Learning to take things in stride will also help you to be more content and happy which, in turn, will help you to more easily overcome anger and frustration. If you are upset, sad, anxious, or depressed you will have less patience and tolerance for everything and everybody.
Treatment of frustration
frustration and anger are fundamental emotions that everyone experiences from time to time. From a very early age, people learn to express frustration by copying the behaviour they see modelled around them, and by expressing frustration and angry behaviour and seeing what they can get away with.
We all suffer from frustration, and being able to effectively deal with frustration is a very important skill to develop. Each person needs to learn how to control frustration, so that it does not control them. The following is a brief overview of types of frustration management programs and resources that have proved helpful in understanding and controlling frustration and anger. I have found several approaches to treatment that have been effective for my clients including:
individual and group therapy for anger management.
A therapist who can observe and analyse your behaviour from an impartial perspective, can help you with your reality testing. A therapist knows many effective frustration and anger management strategies and will be able to help you develop a personalized set of strategies for changing both your thinking and behaviour. Depending on your needs, your therapist may work with you on breathing or meditation exercises to reduce frustration, safe and appropriate emotional and physical techniques to release frustration, communication, or cognitive restructuring (a method for disputing and changing the way you think).
Relaxation and exercise
simple relaxation tools such as deep breathing and relaxing imagery can help calm down feelings of frustration and anger. Breathing deeply, from your diaphragm, will help while breathing from your chest won't relax you. While breathing, you can slowly repeat a calm word or phrase such as" relax" calm down" or" take it easy. Non-strenuous exercise, like yoga, can relax your muscles and make you feel much calmer. Strenuous and vigorous exercise can also help you to work off frustration and angry feelings.
Frustration can have a highly damaging impact on our frame of mind. It can turn a positive person into a person who sees nearly everything as a problem. It can slow you down, inhibit your progress, and at times completely immobilize you. We can become so wound up with our frustration that we do not, and cannot, think or act rationally. Our frustration can often exacerbate a situation and create a vicious circle. If we are convinced that our actions are not working, no matter how hard we try, we are much more likely to reduce, rather than increase, our chances of success.

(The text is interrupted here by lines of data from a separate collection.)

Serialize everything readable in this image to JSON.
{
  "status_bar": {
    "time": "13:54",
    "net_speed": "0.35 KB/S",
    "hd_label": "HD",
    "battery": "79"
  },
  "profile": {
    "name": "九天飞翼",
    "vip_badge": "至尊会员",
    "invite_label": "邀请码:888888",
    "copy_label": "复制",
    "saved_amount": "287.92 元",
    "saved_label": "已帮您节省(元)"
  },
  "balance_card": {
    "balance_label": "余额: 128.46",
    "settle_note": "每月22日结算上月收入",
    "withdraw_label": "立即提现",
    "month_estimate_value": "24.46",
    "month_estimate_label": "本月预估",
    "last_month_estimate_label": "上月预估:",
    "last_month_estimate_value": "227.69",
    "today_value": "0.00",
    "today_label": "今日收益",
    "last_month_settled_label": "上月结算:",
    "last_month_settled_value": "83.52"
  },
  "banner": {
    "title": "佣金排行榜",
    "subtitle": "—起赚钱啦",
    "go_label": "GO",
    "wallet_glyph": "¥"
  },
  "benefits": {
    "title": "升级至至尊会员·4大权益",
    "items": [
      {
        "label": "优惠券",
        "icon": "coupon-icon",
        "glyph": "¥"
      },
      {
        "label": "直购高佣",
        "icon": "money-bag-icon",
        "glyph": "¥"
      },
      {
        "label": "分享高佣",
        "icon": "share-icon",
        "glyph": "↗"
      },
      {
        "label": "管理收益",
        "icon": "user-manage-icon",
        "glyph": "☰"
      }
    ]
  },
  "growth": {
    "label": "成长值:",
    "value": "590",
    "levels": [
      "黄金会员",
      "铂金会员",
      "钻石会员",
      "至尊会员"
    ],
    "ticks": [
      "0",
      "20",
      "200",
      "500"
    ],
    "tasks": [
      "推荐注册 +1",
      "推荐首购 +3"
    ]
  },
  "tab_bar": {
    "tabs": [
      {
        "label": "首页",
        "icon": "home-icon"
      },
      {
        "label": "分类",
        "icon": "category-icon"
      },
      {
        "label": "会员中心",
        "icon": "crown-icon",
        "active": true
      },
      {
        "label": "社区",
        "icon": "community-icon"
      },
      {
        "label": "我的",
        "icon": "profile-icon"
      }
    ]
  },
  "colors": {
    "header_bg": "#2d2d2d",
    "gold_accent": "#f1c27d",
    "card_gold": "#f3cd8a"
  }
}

Remember, you cannot eliminate frustration. In spite of all your efforts, things will happen that will cause you frustration and anger. Life is filled with frustration, pain, loss, and the unpredictable actions of others. You can't change that; but you can change the way you let such events affect you.
If you feel that your degree of frustration is really out of control, if it is having an impact on your relationships and on important parts of your life, you might consider counselling to learn how to handle it better. Please contact me privately on this site or another therapist.